Husking tomatillos is a sticky, somewhat tedious business. Fortunately a dear friend came by and she and I talked chickens and children while she cheerily helped me peel every single usable tomatillo in the buckets -- and that harvest trug was also full yesterday, from the fallen fruit in the bed. Having her there helped immensely, not only for the work, but because when I'd grimace and flick my sandal off of my foot, she'd calmly say, "Earwig?" "Uh huh," I'd reply, "Toewig," and we'd go on.
Once they were peeled, I shifted them from soapy water to draining rack. I wasn't really trying to get all of the sticky off, just the earwigs, their leavings, and any stray garden dirt or plant matter. Just a dunk and a rinse, really.
Added to them were the outsides of as many peppers as I could get at the market. It was, unfortunately, not a banner day for peppers. If hot hot hot salsa was a good idea, I could have made this with any amount of peppers, but I wanted a mix between the mildness of Anaheims and a tiny bit of Jalapeno. Instead, I got mostly Pasillas. You can also tell that I didn't start the salsa until after dinner. Peeling those babies took up a bigger part of the afternoon than I'd bargained for; and the kids were too hungry to wait for me to finish a batch!
I used the food processor to chop things, because it's faster and also because I don't want a chunky salsa, the way I would if it were going on chips or something like that. I did miss enough that there's going to be chunks, especially of onions. I have bags of frozen chopped onions from the harvest with the soft places, so it's fairly easy to measure.
I prefer lime to lemon juice. After this batch, though, I think I like a mix of vinegar to lime juice the best. As long as the juice is bottled, I believe the acidity is safe for canning. Vinegar would sort of be insurance too.
The trusty food processor turned these
Into this pretty quickly.
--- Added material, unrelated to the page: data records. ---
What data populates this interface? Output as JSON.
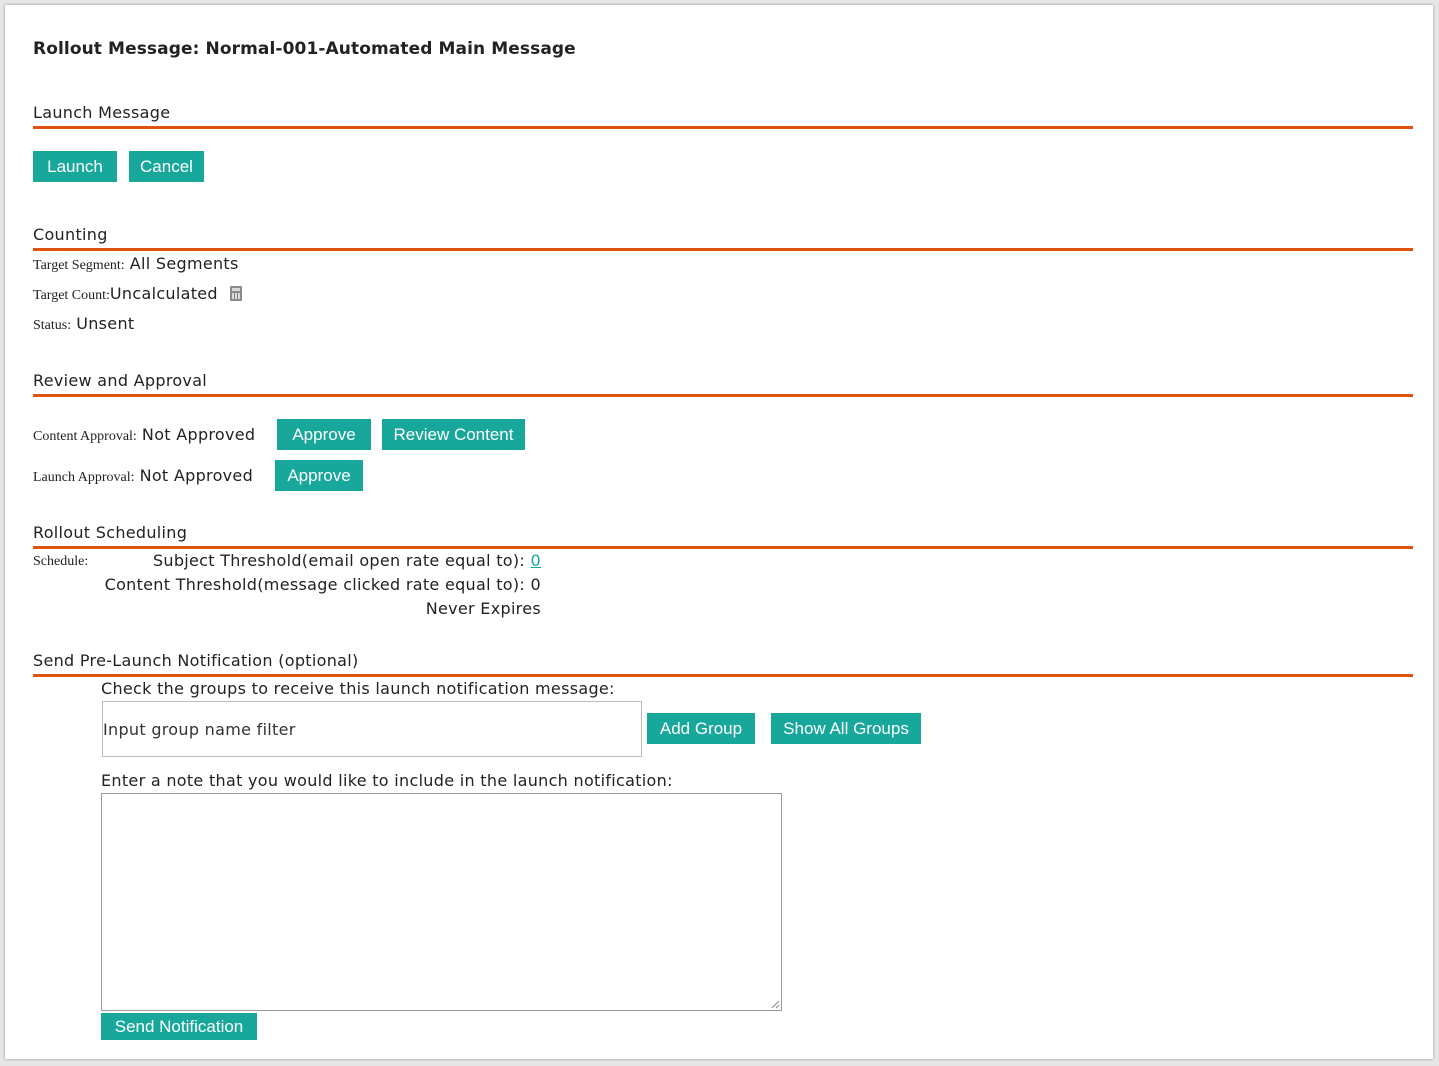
{
  "title": "Rollout Message: Normal-001-Automated Main Message",
  "sections": {
    "launch": "Launch Message",
    "counting": "Counting",
    "review": "Review and Approval",
    "scheduling": "Rollout Scheduling",
    "notification": "Send Pre-Launch Notification (optional)"
  },
  "launch": {
    "launch_label": "Launch",
    "cancel_label": "Cancel"
  },
  "counting": {
    "segment_label": "Target Segment:",
    "segment_value": "All Segments",
    "count_label": "Target Count:",
    "count_value": "Uncalculated",
    "status_label": "Status:",
    "status_value": "Unsent",
    "calculator_icon": "calculator-icon"
  },
  "review": {
    "content_label": "Content Approval:",
    "content_value": "Not Approved",
    "approve_label": "Approve",
    "review_content_label": "Review Content",
    "launch_label": "Launch Approval:",
    "launch_value": "Not Approved",
    "launch_approve_label": "Approve"
  },
  "scheduling": {
    "schedule_label": "Schedule:",
    "subject_threshold": "Subject Threshold(email open rate equal to):",
    "subject_value": "0",
    "content_threshold": "Content Threshold(message clicked rate equal to): 0",
    "expiry": "Never Expires"
  },
  "notification": {
    "groups_prompt": "Check the groups to receive this launch notification message:",
    "group_filter_placeholder": "Input group name filter",
    "add_group_label": "Add Group",
    "show_all_groups_label": "Show All Groups",
    "note_prompt": "Enter a note that you would like to include in the launch notification:",
    "note_value": "",
    "send_label": "Send Notification"
  },
  "colors": {
    "accent": "#17a79b",
    "divider": "#e0520f"
  }
}
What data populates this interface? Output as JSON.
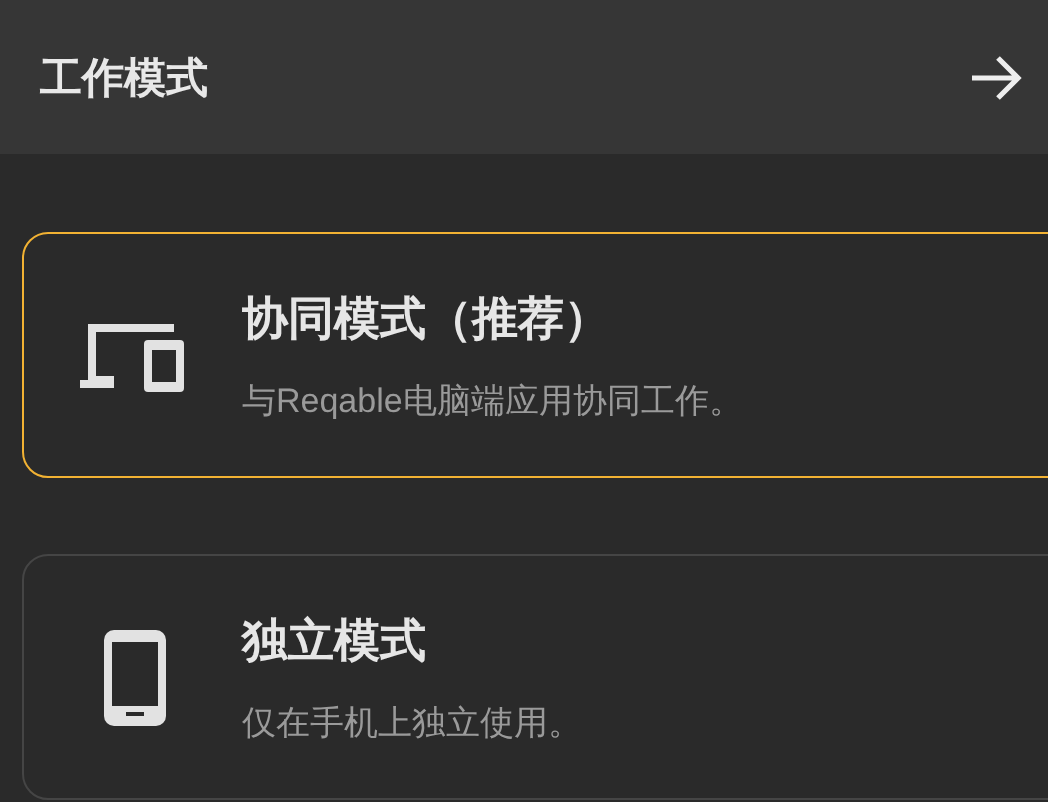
{
  "header": {
    "title": "工作模式"
  },
  "modes": [
    {
      "kind": "desktop",
      "title": "协同模式（推荐）",
      "description": "与Reqable电脑端应用协同工作。",
      "selected": true
    },
    {
      "kind": "phone",
      "title": "独立模式",
      "description": "仅在手机上独立使用。",
      "selected": false
    }
  ]
}
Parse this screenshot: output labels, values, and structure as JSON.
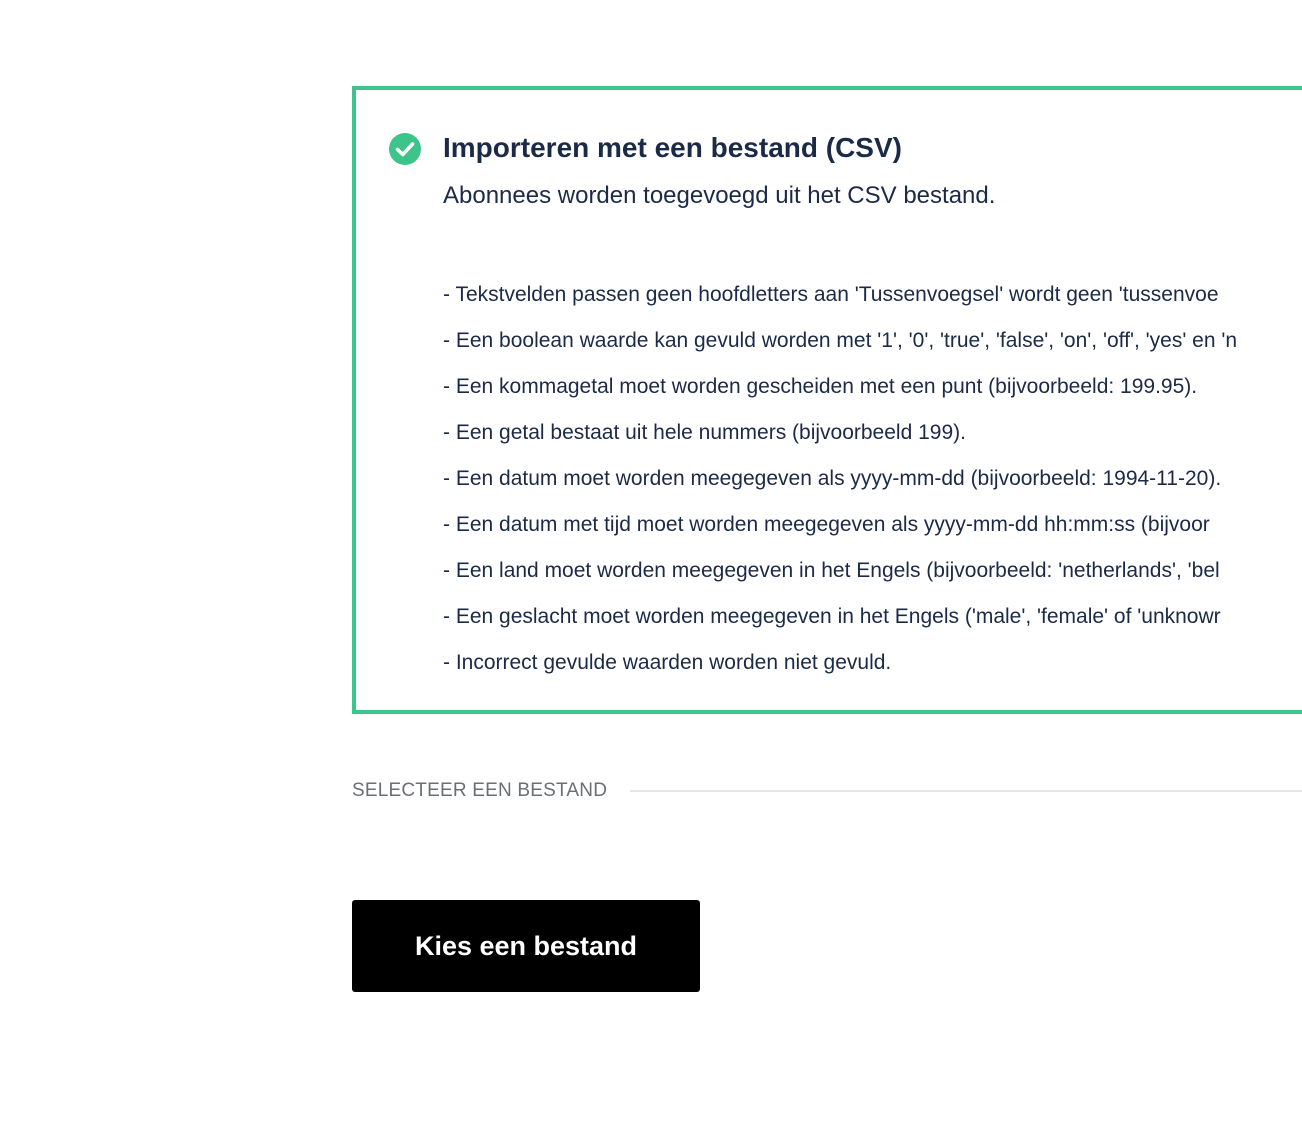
{
  "colors": {
    "success_border": "#3cc48a",
    "success_icon": "#3cc48a",
    "text": "#1b2a47",
    "muted_label": "#6b6f75",
    "button_bg": "#000000",
    "button_text": "#ffffff"
  },
  "notice": {
    "icon": "check-circle-icon",
    "title": "Importeren met een bestand (CSV)",
    "subtitle": "Abonnees worden toegevoegd uit het CSV bestand.",
    "rules": [
      "- Tekstvelden passen geen hoofdletters aan 'Tussenvoegsel' wordt geen 'tussenvoe",
      "- Een boolean waarde kan gevuld worden met '1', '0', 'true', 'false', 'on', 'off', 'yes' en 'n",
      "- Een kommagetal moet worden gescheiden met een punt (bijvoorbeeld: 199.95).",
      "- Een getal bestaat uit hele nummers (bijvoorbeeld 199).",
      "- Een datum moet worden meegegeven als yyyy-mm-dd (bijvoorbeeld: 1994-11-20).",
      "- Een datum met tijd moet worden meegegeven als yyyy-mm-dd hh:mm:ss (bijvoor",
      "- Een land moet worden meegegeven in het Engels (bijvoorbeeld: 'netherlands', 'bel",
      "- Een geslacht moet worden meegegeven in het Engels ('male', 'female' of 'unknowr",
      "- Incorrect gevulde waarden worden niet gevuld."
    ]
  },
  "file_section": {
    "label": "SELECTEER EEN BESTAND",
    "button_label": "Kies een bestand"
  }
}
Sometimes I poured off a little bit of juice -- it tends toward wateriness anyhow.
Spices like cumin and oregano add just the right flavor
And I use kosher salt because I haven't found canning salt in my area yet. It may not be perfect, but it works okay.
Simmer all the sauce for 20 minutes, then put in jars and process. Last night, I doubled the batch (according to the hot pepper amount) and only got nine pints.
That's really pretty terrific - a batch of enchiladas takes about two. It would be more terrific if there weren't the equivalent of another five gallon bucket of peeled tomatillos waiting. I can freeze them, cook them and freeze them, can them whole, or go and get more peppers today and make another double batch. A new recipe for enchilada sauce crossed my radar while I was writing this, with larger amounts than mine. Maybe I'll try that one tomorrow night.
When I went to bed, the cat was nosing after one of the earwigs walking across the floor. Guess I didn't get them all when I swept. Eeew.
The recipe I used can be found here, and it's fairly straightforward.
Tomatillo Green Salsa
- 5 cups chopped tomatillos
- 1-½ cups seeded, chopped long green chiles
- ½ cup seeded, finely chopped jalapeño peppers
- 4 cups chopped onions
- 1 cup bottled lemon or lime juice
- 6 cloves garlic, finely chopped
- 1 tablespoon ground cumin (optional)
- 3 tablespoons dried oregano leaves (optional)
- 1 tablespoon salt
- 1 teaspoon black pepper